The Exner laureate has both an excellent reputation in the international scientific community and a reputation in Austria that extends far beyond his field of expertise. Zeilinger has succeeded in anchoring quantum physics and quantum mechanics in the minds of those who are only marginally interested in science.
Zeilinger studied physics and mathematics at the University of Vienna and did his doctorate under Helmut Rauch (Wilhelm Exner Medal 1985). This was followed by periods as an assistant at the Atomic Institute in Vienna and postdoctoral work abroad. Zeilinger has also held professorships at the Massachusetts Institute of Technology, the Technical University of Munich, the Vienna University of Technology, the University of Innsbruck, the University of Melbourne, and the Collège de France, and is currently professor and chairman at the Institute of Experimental Physics at the University of Vienna. Quantum mechanics focuses on the smallest entities such as atoms, photons or electrons. The results challenge both the classical physical worldview and the everyday understanding based on sensory perceptions. For example, it is clear that, unlike objects in everyday life, two or more quantum objects – i.e., matter or light particles with wave nature – are connected in such a way that, regardless of how far apart they are, they always exhibit the same properties when observed. Basic research has already led to various possible applications, such as quantum teleportation, developments toward quantum computing, and encryption techniques using quantum cryptography.

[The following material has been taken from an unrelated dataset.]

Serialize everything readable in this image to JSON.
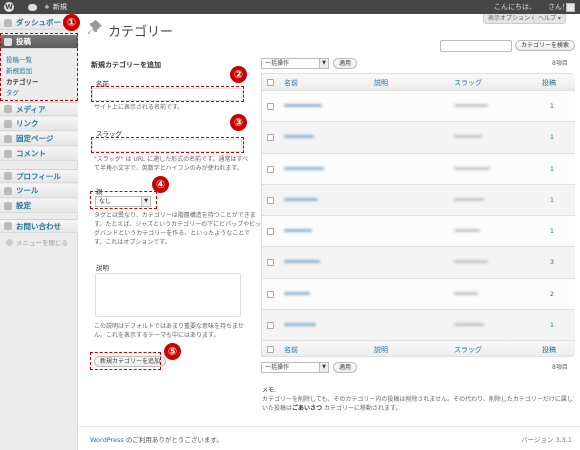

Among other things, Anton Zeilinger and his team succeeded in 1997 for the first time in quantum teleportation, i.e. a direct transfer of the state of a light particle overcoming time and space. A year later, he succeeded in the first demonstration of entanglement of more than two particles, i.e. quantum triplets, as it were. Zeilinger has received many awards during his career to date, including an honorary professorship from the University of Science and Technology of China, election to the German Order Pour le Mérite, the Research Award of the Alexander von Humboldt Foundation, the Science Award of the City of Vienna, the Decoration of Honor for Science and Art of the Republic of Austria, and the Nobel Prize in Physics in 2022.